* Source data *
BEGIN
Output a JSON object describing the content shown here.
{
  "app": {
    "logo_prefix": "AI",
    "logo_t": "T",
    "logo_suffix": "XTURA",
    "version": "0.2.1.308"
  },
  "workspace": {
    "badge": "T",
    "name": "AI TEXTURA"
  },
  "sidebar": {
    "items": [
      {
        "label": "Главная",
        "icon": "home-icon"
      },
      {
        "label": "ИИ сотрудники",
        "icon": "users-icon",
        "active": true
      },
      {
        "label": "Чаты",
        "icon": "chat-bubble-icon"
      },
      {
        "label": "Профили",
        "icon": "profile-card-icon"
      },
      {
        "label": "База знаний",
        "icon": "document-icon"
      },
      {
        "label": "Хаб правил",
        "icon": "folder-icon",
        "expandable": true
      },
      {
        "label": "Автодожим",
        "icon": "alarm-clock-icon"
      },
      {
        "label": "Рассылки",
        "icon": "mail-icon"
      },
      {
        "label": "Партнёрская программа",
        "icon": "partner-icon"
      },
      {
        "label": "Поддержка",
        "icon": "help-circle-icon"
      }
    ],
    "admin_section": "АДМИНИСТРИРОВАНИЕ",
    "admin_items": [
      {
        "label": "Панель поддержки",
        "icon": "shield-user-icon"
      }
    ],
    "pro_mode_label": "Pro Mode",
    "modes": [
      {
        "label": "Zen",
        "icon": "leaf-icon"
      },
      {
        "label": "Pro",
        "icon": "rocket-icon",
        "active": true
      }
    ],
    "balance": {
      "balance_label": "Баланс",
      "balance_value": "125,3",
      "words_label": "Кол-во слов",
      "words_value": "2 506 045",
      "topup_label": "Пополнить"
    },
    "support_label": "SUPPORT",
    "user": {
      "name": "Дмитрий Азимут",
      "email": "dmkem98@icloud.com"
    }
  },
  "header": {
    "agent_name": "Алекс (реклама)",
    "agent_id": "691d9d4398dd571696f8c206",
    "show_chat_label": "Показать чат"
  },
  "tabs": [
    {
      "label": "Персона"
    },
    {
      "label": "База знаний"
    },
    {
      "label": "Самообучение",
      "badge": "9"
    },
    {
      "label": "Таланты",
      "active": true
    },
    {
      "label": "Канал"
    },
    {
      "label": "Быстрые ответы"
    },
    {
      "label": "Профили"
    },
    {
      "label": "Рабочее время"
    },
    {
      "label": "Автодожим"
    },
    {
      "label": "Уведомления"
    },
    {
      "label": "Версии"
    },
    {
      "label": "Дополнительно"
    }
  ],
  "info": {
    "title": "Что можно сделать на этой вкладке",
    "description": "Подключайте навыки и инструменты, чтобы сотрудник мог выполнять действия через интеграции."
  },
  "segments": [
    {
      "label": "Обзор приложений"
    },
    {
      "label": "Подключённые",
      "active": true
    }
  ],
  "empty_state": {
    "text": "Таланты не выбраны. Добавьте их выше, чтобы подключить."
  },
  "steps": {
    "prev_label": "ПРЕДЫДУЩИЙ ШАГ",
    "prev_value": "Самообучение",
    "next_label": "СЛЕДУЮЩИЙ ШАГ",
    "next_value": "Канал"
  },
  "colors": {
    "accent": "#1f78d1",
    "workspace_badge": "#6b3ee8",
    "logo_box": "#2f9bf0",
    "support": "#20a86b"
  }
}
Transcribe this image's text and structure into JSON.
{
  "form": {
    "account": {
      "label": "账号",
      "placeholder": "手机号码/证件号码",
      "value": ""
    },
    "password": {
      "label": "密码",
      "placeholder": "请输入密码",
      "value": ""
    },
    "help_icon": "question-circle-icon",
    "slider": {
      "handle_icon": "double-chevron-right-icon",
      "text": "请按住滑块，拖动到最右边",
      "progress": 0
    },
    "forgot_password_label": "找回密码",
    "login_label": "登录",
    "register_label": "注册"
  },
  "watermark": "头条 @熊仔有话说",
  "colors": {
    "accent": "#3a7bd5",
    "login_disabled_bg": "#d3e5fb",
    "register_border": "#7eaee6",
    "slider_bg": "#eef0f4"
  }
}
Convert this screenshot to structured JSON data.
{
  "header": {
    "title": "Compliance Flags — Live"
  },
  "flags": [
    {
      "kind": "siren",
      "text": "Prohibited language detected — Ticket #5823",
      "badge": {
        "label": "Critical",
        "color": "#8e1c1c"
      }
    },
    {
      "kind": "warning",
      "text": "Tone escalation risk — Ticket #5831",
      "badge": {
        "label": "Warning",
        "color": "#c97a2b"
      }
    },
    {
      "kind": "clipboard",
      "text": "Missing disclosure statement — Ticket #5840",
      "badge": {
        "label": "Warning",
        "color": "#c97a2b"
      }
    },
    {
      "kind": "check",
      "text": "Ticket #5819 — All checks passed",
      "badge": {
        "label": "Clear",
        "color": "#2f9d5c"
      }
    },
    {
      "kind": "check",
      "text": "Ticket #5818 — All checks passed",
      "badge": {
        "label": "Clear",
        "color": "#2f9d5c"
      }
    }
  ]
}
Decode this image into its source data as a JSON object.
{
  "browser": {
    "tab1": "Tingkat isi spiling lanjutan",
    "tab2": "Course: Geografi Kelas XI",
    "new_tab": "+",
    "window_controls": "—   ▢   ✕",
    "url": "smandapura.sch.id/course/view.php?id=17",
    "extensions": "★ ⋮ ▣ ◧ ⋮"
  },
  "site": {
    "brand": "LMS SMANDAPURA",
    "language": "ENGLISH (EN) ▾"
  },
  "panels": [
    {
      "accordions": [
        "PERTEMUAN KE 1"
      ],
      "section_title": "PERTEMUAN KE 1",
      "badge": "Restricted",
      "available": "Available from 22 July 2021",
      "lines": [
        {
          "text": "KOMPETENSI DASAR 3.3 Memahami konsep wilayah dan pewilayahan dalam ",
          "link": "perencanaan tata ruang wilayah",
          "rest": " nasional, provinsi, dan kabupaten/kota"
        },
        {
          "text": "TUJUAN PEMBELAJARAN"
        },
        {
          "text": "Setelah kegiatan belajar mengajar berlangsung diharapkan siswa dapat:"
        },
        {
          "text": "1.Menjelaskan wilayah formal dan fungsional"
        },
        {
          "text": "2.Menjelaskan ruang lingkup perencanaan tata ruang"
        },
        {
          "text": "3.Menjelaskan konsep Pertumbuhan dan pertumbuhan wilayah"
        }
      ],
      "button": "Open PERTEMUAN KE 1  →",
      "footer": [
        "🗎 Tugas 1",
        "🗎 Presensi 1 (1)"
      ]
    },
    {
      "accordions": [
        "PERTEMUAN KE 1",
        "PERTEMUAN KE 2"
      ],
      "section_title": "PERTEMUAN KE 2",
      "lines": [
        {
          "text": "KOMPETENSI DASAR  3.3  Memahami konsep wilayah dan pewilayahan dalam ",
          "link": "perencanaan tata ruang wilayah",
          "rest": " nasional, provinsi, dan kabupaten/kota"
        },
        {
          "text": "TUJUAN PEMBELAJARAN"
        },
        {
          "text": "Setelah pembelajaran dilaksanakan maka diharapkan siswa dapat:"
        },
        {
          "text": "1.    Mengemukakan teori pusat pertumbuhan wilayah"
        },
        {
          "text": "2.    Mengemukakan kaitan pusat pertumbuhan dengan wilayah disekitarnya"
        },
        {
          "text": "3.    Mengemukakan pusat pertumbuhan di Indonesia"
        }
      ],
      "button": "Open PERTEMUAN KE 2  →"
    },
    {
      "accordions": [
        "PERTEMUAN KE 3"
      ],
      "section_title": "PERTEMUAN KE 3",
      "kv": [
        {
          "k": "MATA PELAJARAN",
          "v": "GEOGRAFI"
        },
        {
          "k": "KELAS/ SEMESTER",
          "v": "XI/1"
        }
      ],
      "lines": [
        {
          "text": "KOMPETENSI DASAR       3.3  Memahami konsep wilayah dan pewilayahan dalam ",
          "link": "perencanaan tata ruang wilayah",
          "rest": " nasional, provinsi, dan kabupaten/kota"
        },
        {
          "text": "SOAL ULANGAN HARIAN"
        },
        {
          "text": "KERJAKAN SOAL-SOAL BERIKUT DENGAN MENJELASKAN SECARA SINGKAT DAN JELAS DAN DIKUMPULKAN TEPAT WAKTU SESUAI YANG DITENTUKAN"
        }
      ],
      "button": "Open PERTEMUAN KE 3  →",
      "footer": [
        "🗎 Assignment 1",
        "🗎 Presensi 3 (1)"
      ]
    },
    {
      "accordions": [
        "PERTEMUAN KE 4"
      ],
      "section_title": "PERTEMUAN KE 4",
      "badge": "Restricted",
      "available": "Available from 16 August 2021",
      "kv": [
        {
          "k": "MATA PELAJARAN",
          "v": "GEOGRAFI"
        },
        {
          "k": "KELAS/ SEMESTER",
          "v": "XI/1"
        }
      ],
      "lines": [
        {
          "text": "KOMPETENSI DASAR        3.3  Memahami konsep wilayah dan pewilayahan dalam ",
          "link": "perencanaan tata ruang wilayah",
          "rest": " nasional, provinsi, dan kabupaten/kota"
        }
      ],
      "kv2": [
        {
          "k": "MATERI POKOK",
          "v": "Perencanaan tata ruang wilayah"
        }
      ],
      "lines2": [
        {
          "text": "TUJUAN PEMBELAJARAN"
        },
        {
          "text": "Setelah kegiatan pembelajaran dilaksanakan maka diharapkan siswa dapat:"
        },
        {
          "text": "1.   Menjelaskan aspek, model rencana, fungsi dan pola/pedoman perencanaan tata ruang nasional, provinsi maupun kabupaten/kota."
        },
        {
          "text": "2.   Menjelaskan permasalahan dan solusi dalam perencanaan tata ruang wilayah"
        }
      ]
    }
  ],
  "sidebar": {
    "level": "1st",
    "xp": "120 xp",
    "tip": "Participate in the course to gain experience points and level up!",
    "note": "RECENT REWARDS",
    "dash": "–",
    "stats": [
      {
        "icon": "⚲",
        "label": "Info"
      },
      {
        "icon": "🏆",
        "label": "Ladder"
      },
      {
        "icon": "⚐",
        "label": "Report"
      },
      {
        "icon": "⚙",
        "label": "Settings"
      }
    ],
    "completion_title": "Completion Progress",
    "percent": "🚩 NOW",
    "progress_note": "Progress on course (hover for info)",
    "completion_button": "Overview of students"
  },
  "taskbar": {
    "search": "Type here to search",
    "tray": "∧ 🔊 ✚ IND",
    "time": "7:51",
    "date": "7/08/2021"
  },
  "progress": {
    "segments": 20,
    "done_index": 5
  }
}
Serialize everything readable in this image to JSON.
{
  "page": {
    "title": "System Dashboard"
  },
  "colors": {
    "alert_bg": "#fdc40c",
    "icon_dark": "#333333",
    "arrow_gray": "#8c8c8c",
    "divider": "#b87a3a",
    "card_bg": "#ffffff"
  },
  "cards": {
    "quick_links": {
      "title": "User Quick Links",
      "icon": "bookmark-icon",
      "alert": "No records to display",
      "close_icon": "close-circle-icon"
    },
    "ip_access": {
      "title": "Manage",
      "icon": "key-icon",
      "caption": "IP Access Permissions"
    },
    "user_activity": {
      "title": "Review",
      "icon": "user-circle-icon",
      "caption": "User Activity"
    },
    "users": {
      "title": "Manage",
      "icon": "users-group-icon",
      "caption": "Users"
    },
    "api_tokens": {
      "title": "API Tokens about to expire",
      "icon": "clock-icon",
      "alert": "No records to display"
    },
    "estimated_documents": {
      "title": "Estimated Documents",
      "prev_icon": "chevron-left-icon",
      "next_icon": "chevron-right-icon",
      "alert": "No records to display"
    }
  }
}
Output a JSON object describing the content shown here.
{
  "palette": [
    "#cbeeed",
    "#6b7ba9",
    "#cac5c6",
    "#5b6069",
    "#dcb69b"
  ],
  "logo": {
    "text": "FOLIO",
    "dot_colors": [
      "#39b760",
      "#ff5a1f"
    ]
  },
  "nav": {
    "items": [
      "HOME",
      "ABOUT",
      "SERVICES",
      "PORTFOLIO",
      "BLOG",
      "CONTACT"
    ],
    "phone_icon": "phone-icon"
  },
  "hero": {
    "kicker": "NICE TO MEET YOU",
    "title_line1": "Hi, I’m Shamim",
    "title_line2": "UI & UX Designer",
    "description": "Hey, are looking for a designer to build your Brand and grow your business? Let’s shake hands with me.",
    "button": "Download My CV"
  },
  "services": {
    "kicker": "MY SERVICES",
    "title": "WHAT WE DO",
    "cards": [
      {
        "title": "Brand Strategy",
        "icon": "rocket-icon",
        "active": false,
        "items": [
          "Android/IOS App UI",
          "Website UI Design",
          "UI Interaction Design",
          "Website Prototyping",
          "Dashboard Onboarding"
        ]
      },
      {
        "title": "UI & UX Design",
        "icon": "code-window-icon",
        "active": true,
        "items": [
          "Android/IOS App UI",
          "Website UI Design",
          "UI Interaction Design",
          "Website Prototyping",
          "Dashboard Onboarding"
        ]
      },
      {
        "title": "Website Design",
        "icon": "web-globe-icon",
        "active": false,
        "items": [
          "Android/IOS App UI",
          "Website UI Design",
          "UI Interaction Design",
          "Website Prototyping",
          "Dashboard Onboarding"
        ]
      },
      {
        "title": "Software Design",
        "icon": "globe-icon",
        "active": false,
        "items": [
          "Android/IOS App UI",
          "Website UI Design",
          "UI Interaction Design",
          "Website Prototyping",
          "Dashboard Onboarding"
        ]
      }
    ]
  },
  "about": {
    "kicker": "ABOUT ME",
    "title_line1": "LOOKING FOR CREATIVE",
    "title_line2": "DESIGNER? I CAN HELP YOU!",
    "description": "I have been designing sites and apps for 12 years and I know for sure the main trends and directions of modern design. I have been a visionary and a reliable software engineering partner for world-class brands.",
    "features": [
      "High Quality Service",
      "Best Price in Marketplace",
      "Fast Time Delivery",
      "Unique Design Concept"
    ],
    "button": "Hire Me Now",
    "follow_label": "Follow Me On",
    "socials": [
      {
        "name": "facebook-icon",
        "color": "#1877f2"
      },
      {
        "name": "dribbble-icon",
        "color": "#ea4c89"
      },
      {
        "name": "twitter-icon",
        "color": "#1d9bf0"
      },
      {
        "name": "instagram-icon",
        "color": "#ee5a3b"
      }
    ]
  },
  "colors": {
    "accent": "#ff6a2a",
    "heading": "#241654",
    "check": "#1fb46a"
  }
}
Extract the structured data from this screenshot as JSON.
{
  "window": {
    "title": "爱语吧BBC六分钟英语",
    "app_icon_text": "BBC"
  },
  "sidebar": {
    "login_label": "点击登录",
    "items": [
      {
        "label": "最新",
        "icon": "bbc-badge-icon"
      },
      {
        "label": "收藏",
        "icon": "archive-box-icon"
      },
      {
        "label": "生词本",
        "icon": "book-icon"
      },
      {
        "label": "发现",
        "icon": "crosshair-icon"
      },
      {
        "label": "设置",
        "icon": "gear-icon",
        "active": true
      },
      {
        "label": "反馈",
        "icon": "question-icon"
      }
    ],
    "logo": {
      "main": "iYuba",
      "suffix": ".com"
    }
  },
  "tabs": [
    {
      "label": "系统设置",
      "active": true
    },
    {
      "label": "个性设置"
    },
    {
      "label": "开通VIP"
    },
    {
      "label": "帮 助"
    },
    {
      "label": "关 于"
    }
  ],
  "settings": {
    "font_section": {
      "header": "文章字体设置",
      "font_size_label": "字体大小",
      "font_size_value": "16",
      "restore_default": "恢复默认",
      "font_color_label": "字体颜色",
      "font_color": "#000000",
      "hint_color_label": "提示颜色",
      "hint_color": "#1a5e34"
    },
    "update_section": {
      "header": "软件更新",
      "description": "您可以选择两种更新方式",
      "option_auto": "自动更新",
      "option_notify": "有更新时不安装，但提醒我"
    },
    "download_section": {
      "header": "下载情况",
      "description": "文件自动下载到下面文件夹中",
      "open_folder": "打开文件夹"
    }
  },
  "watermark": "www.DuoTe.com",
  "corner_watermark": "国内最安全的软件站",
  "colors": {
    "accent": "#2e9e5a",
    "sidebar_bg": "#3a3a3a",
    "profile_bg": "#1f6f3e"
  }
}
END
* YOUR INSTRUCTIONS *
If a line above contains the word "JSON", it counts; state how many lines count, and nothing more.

* RESPONSE *
7